[PROBLEM TO SOLVE] Each entry should be printed exactly, with its images omitted.

(Data about app and page elements)
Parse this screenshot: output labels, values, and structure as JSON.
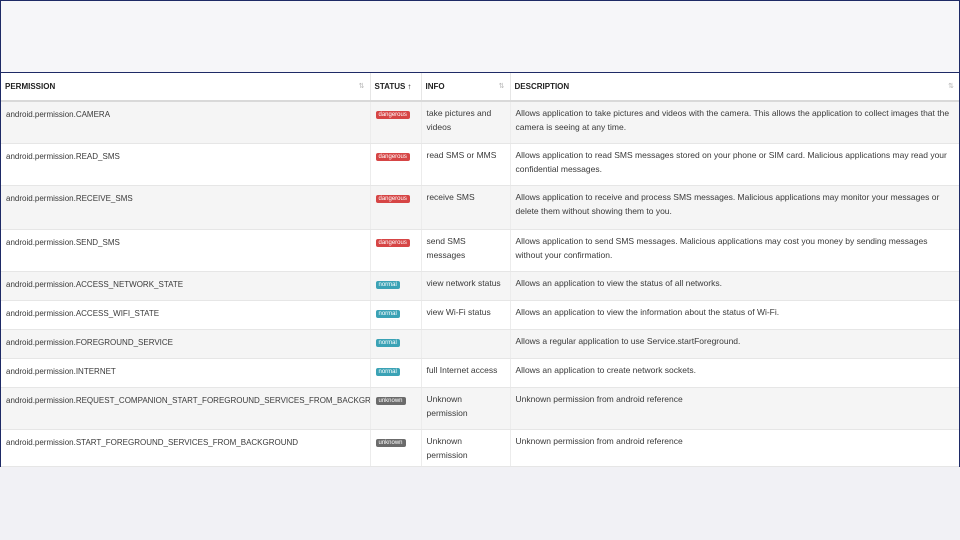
{
  "table": {
    "headers": {
      "permission": "PERMISSION",
      "status": "STATUS",
      "info": "INFO",
      "description": "DESCRIPTION"
    },
    "rows": [
      {
        "permission": "android.permission.CAMERA",
        "status": "dangerous",
        "info": "take pictures and videos",
        "description": "Allows application to take pictures and videos with the camera. This allows the application to collect images that the camera is seeing at any time."
      },
      {
        "permission": "android.permission.READ_SMS",
        "status": "dangerous",
        "info": "read SMS or MMS",
        "description": "Allows application to read SMS messages stored on your phone or SIM card. Malicious applications may read your confidential messages."
      },
      {
        "permission": "android.permission.RECEIVE_SMS",
        "status": "dangerous",
        "info": "receive SMS",
        "description": "Allows application to receive and process SMS messages. Malicious applications may monitor your messages or delete them without showing them to you."
      },
      {
        "permission": "android.permission.SEND_SMS",
        "status": "dangerous",
        "info": "send SMS messages",
        "description": "Allows application to send SMS messages. Malicious applications may cost you money by sending messages without your confirmation."
      },
      {
        "permission": "android.permission.ACCESS_NETWORK_STATE",
        "status": "normal",
        "info": "view network status",
        "description": "Allows an application to view the status of all networks."
      },
      {
        "permission": "android.permission.ACCESS_WIFI_STATE",
        "status": "normal",
        "info": "view Wi-Fi status",
        "description": "Allows an application to view the information about the status of Wi-Fi."
      },
      {
        "permission": "android.permission.FOREGROUND_SERVICE",
        "status": "normal",
        "info": "",
        "description": "Allows a regular application to use Service.startForeground."
      },
      {
        "permission": "android.permission.INTERNET",
        "status": "normal",
        "info": "full Internet access",
        "description": "Allows an application to create network sockets."
      },
      {
        "permission": "android.permission.REQUEST_COMPANION_START_FOREGROUND_SERVICES_FROM_BACKGROUND",
        "status": "unknown",
        "info": "Unknown permission",
        "description": "Unknown permission from android reference"
      },
      {
        "permission": "android.permission.START_FOREGROUND_SERVICES_FROM_BACKGROUND",
        "status": "unknown",
        "info": "Unknown permission",
        "description": "Unknown permission from android reference"
      }
    ]
  },
  "colors": {
    "dangerous": "#d64545",
    "normal": "#3aa2b5",
    "unknown": "#6b6b6b",
    "frame_border": "#1e2a66"
  },
  "icons": {
    "sort_inactive": "sort-both-icon",
    "sort_active": "sort-ascending-icon"
  }
}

[TASK RESULT]
Parse this screenshot: output labels, values, and structure as JSON.
{
  "table": {
    "headers": {
      "permission": "PERMISSION",
      "status": "STATUS",
      "info": "INFO",
      "description": "DESCRIPTION"
    },
    "rows": [
      {
        "permission": "android.permission.CAMERA",
        "status": "dangerous",
        "info": "take pictures and videos",
        "description": "Allows application to take pictures and videos with the camera. This allows the application to collect images that the camera is seeing at any time."
      },
      {
        "permission": "android.permission.READ_SMS",
        "status": "dangerous",
        "info": "read SMS or MMS",
        "description": "Allows application to read SMS messages stored on your phone or SIM card. Malicious applications may read your confidential messages."
      },
      {
        "permission": "android.permission.RECEIVE_SMS",
        "status": "dangerous",
        "info": "receive SMS",
        "description": "Allows application to receive and process SMS messages. Malicious applications may monitor your messages or delete them without showing them to you."
      },
      {
        "permission": "android.permission.SEND_SMS",
        "status": "dangerous",
        "info": "send SMS messages",
        "description": "Allows application to send SMS messages. Malicious applications may cost you money by sending messages without your confirmation."
      },
      {
        "permission": "android.permission.ACCESS_NETWORK_STATE",
        "status": "normal",
        "info": "view network status",
        "description": "Allows an application to view the status of all networks."
      },
      {
        "permission": "android.permission.ACCESS_WIFI_STATE",
        "status": "normal",
        "info": "view Wi-Fi status",
        "description": "Allows an application to view the information about the status of Wi-Fi."
      },
      {
        "permission": "android.permission.FOREGROUND_SERVICE",
        "status": "normal",
        "info": "",
        "description": "Allows a regular application to use Service.startForeground."
      },
      {
        "permission": "android.permission.INTERNET",
        "status": "normal",
        "info": "full Internet access",
        "description": "Allows an application to create network sockets."
      },
      {
        "permission": "android.permission.REQUEST_COMPANION_START_FOREGROUND_SERVICES_FROM_BACKGROUND",
        "status": "unknown",
        "info": "Unknown permission",
        "description": "Unknown permission from android reference"
      },
      {
        "permission": "android.permission.START_FOREGROUND_SERVICES_FROM_BACKGROUND",
        "status": "unknown",
        "info": "Unknown permission",
        "description": "Unknown permission from android reference"
      }
    ]
  },
  "colors": {
    "dangerous": "#d64545",
    "normal": "#3aa2b5",
    "unknown": "#6b6b6b",
    "frame_border": "#1e2a66"
  },
  "icons": {
    "sort_inactive": "sort-both-icon",
    "sort_active": "sort-ascending-icon"
  }
}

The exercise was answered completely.